Understanding the different factors that can cause a golf ball to change direction can be useful to any golfer looking to improve their swing and overall gameplay. Among these factors are spin and air pressure, which significantly affect a golf ball's trajectory and can explain why a ball sometimes goes left.

Golf balls are designed with dimples to influence their flight once they are launched into the air. These dimples create turbulence in the air surrounding the ball, which reduces air drag and allows the ball to fly further. But aside from increasing the ball's distance, this design also makes the golf ball more susceptible to spin and changes in air pressure.

Spin plays a huge role in determining the direction a golf ball will take. When a right-handed golfer hits the ball with an angled clubface, the ball spins to the left, causing it to hook or draw to the left. Conversely, when the clubface is angled to the right at impact, the ball spins to the right, causing a slice or fade to the right. This behavior is known as the Magnus effect, where the spin of an object affects its path while moving through the air.

The loft of the club also contributes to the ball's spin. Using a club with higher loft results in increased backspin and less sidespin, reducing the chances of the ball going left or right unintentionally. However, if the backspin is too high, it can cause the ball to balloon into the air and reduce overall distance.

Air pressure also has a clear influence on a golf ball's trajectory. On high-altitude courses or in hot weather conditions, air pressure is lower, making the air thinner. This reduces air resistance, meaning the ball will not only travel further but may also curve less, as there is less air to influence the spin of the ball.

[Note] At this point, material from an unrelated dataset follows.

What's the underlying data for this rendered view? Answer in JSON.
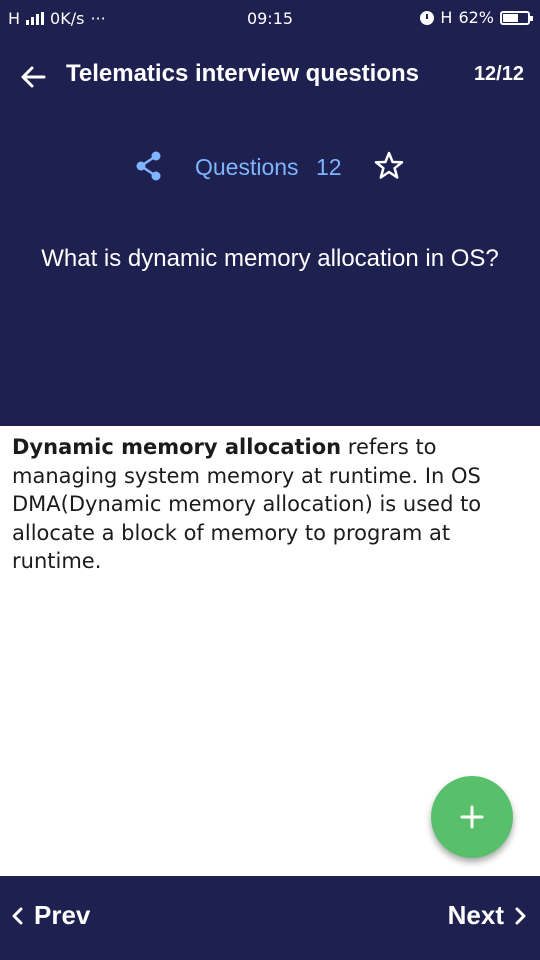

This is why golfers often have to adjust their game and their shots to suit different weather conditions and altitudes.

Golfers can harness a good understanding of spin and air pressure to effectively control the ball’s direction and distance. By controlling the angle of the clubface at impact and selecting the right club, golfers can influence the spin of the ball to make it travel in the desired direction. Understanding how conditions like air pressure can affect the ball's trajectory can also help golfers adjust their game accordingly.

Playing golf is not just about skill and talent, but also about understanding the physics behind each shot.